“Chugoku Mokuzai is Japans largest mill operator and Weyerhaeusers largest offshore customer. Chugokus Kashima plant, which opened in 2007 east of Tokyo, processes 200 million board feet a year.
Weyerhaeuser has been working with Chugoku since the early 1980s. Exports of larch, red pine and white spruce from the old Soviet Union had become too unreliable, so the company turned to Weyerhaeuser and its Douglas fir, which is popular for home-building because its stronger than other species and holds up well under the milling process. The company also processes domestic tree species unique to Japan, as well as products from Europe.”
“Weyerhaeusers log sales to China made up 24 percent of its overall offshore log sales in the first quarter of 2011; thats up from 6 percent in the first quarter of 2010. Overall, U.S. log exports to China from the Pacific Northwest increased 270 percent from 2009 to 2010.
Port Commissioner Bill McGregor said that in addition to bringing in cash, the resurgence of log exports has given dockworkers more working hours at the port.
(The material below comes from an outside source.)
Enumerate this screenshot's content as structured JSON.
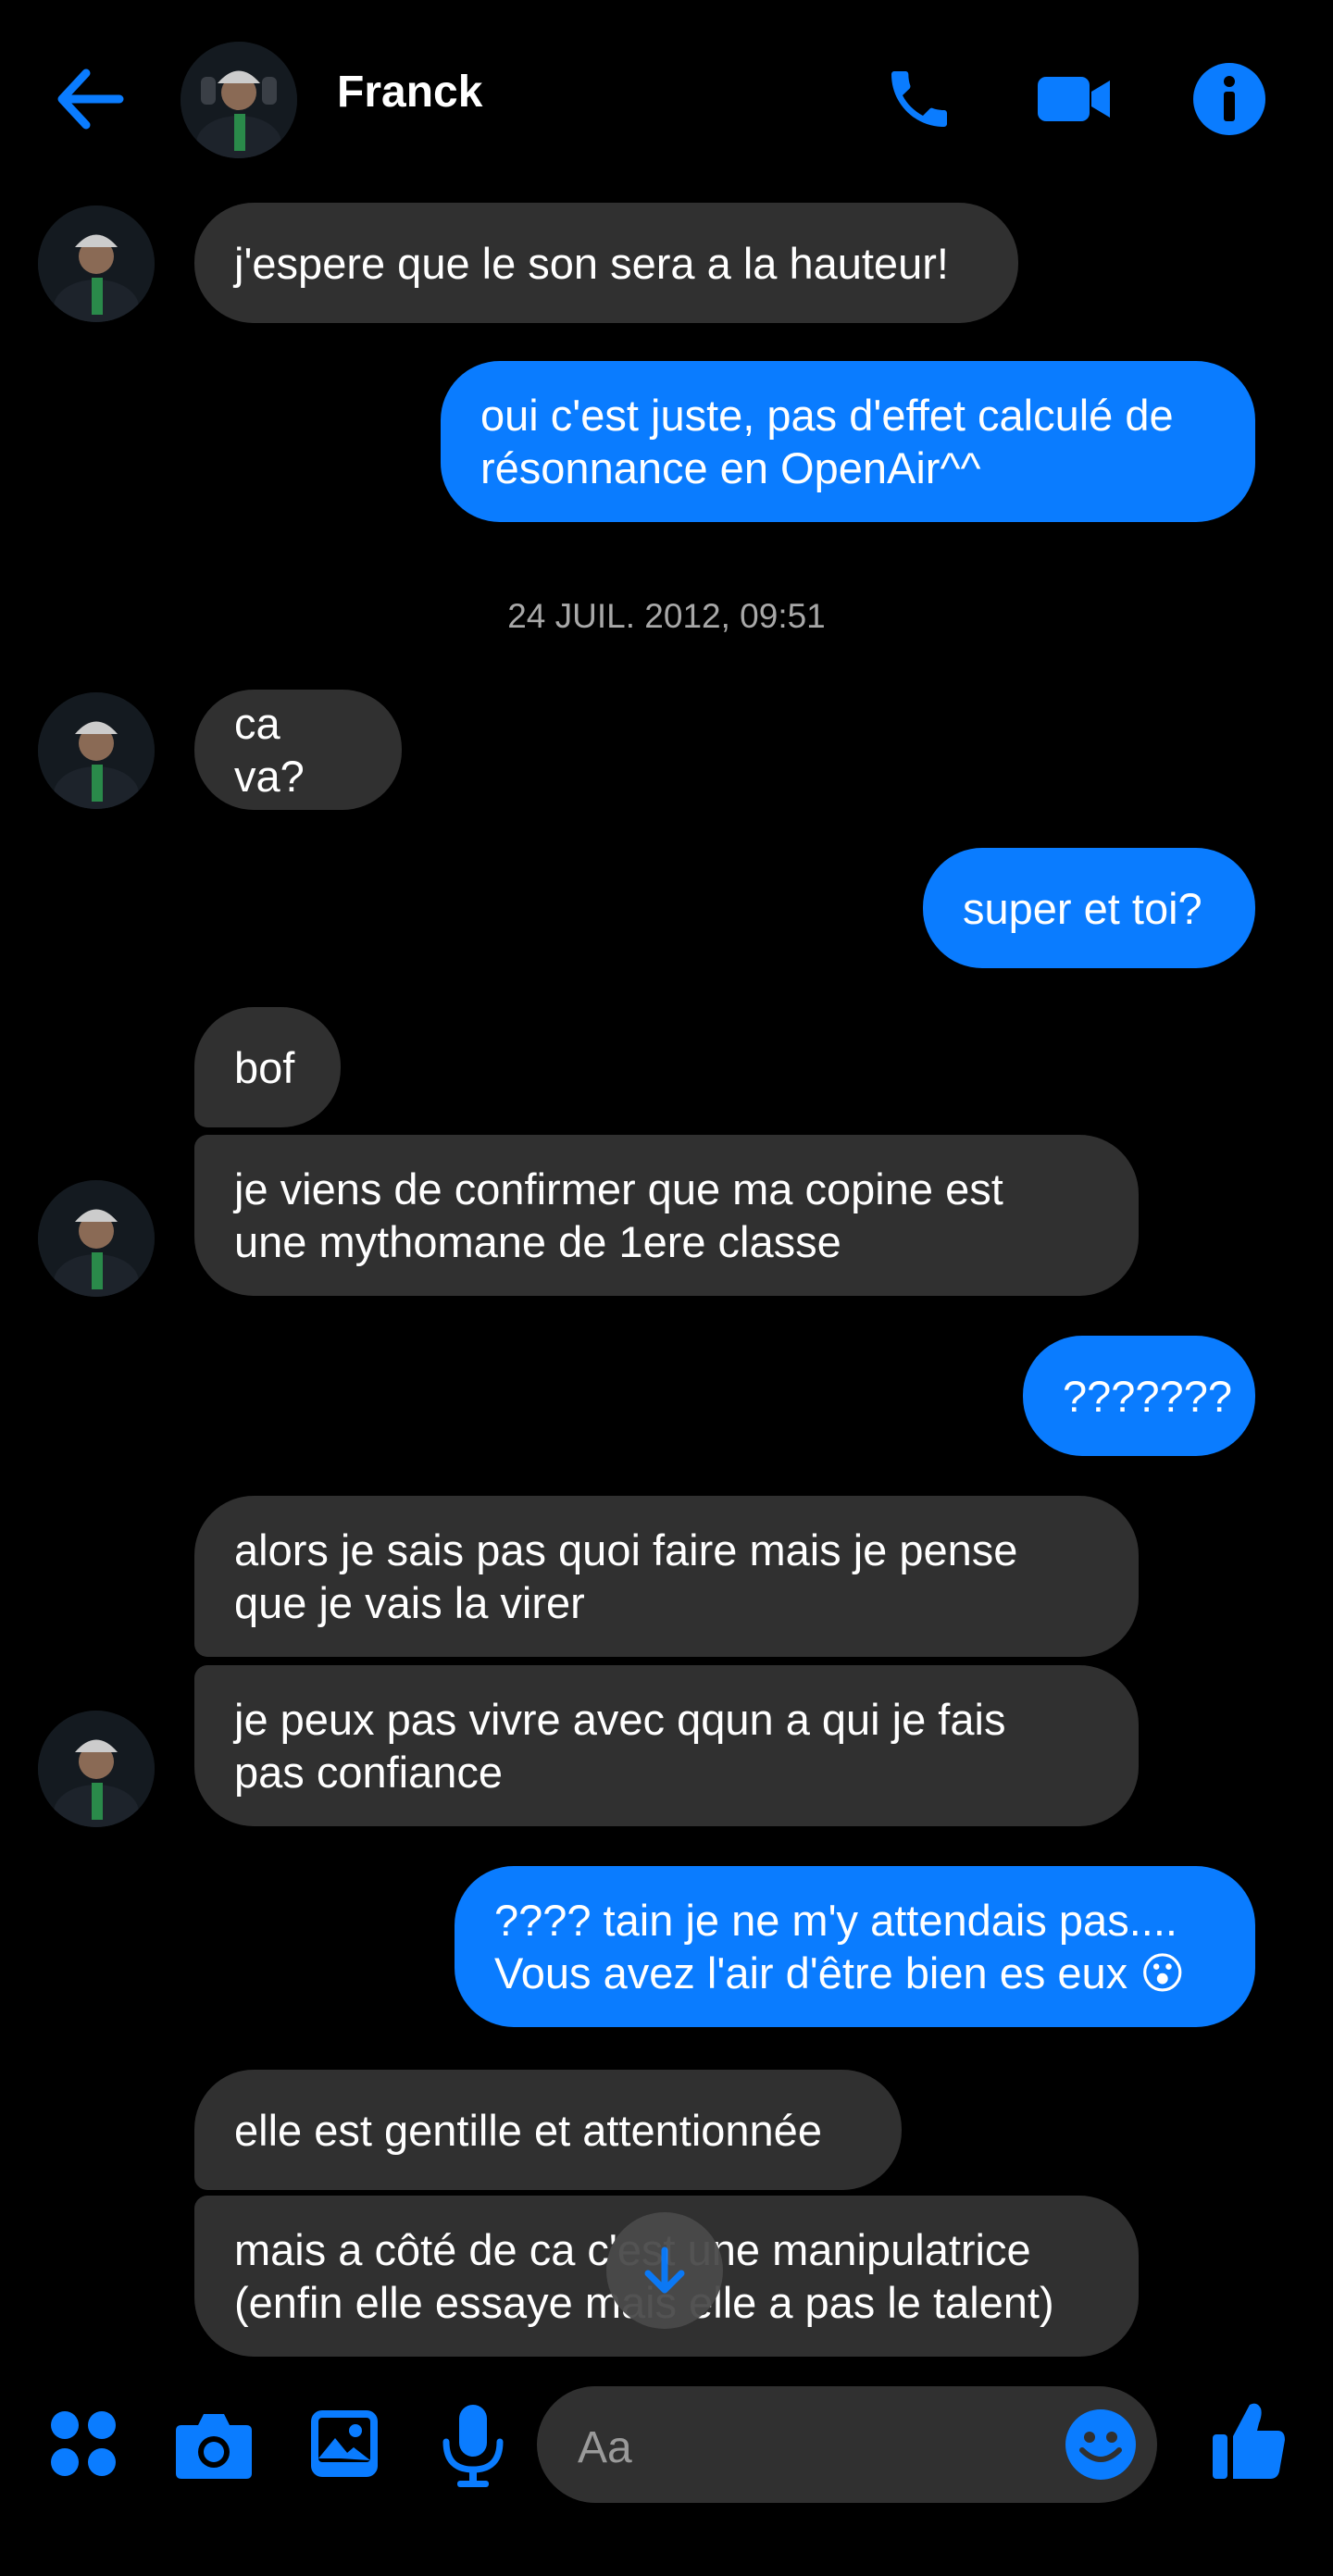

A Port of Olympia study has shown that at least 400 jobs are associated with the movement of cargo, including logs, into and out of the port.”
“Activists continue to keep a watchful eye.
A group calling itself Olympians for Public Accountability recently sued the port, claiming violations of the federal Clean Water Act. Among its concerns was that the port allowed wash water from the Weyerhaeuser log-export operation to mix with stormwater in violation of the port stormwater discharge permit issued by the state Department of Ecology.
“The port and the group reached a settlement in which the group agreed to drop its two legal cases. In return, the port has agreed to pay OPA attorney and consultant fees of $215,000 and spend $120,000 toward a $180,000 project to restore Mission Creek in lower Budd Inlet.
Meanwhile, log ships continue to call on the Port of Olympia. On Monday [Oct. 3], the port expects the arrival of the Luzon Strait, a ship that will load about 5.8 million board feet of Weyerhaeuser logs, then deliver them to Lanshan, China, and Busan, South Korea. It will be the 20th ship to visit the port this year.”